So many rules! So many regulations! Being a reigning sovereign obviously comes with its share of headaches, but there are a few perks, too. For one, the queen is the only British citizen who can drive without a license. She’s not required to take a driving test or register her car, either. You may be thinking, “Well, that’s fine.” Surely she has a passport for the rare occasion when she’d need to prove her identity — is there such an occasion? Who in the developed world doesn’t recognize the freaking Queen of England? You’d be wrong. She doesn’t have a passport either; since British passports are issued in her name, she’s not required to carry one. The other royals don’t get these perks, though, so don’t be too jealous.
She’s a veteran mechanic.
Speaking of driving, Elizabeth learned in 1945 when she joined the women’s branch of the British army, the Auxiliary Territorial Service. Second Subaltern Elizabeth Windsor trained in London to be an army mechanic and truck driver. Besides the honor of serving one’s country in its time of need, Queen Elizabeth’s army career earned her two other honors: She is the only female royal to have served in the armed forces, and she is the only surviving head of state to have served in WWII. Here she is doing mechanic work in 1944. Go Liz!
She’s a photography buff.
The queen fancies herself a photographer, and she often is seen with her face to the viewfinder, capturing photos of her family. Who knew? Here, she’s seen taking a photo at the Royal Windsor Horse Show in 1982.
She has allll the birthdays.
OK, not that many — just two. Still, that’s twice as many as the rest of us mere, non-reigning mortals. Though actually born on April 21, 1926, Queen Elizabeth also celebrates an official birthday in June. Why does she have two born days?

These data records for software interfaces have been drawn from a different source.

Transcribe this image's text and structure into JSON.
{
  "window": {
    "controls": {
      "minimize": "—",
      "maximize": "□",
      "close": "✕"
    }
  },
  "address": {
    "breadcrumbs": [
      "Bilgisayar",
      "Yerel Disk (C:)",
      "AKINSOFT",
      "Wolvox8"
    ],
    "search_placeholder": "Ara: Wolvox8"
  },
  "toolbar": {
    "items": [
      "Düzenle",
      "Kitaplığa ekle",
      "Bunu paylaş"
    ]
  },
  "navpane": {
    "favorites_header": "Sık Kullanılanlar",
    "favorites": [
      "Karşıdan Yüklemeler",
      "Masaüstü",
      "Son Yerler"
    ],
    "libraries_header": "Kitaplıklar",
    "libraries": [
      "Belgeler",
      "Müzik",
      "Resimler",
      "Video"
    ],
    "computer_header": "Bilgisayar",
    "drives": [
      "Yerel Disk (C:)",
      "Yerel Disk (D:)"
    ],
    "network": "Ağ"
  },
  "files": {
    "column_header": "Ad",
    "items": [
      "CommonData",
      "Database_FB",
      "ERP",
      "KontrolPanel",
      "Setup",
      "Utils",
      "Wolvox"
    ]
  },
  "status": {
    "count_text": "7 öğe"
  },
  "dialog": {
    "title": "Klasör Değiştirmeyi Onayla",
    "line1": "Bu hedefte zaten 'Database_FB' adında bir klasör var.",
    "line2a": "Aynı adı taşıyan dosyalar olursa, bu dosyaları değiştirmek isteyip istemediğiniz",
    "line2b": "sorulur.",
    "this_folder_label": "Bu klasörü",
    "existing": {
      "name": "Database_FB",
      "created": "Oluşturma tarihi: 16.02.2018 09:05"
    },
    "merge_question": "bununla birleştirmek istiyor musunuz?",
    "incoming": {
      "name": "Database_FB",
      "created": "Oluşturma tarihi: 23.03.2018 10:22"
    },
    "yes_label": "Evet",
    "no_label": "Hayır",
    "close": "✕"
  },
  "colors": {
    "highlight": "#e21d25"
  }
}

Well, whiny King George II didn’t want to hold a birthday parade during the cold British winter (he was born in November), so he combined his birthday with the annual spring military parade, Trooping the Colour, in 1748. Here she is as an infant with the late Queen Mother.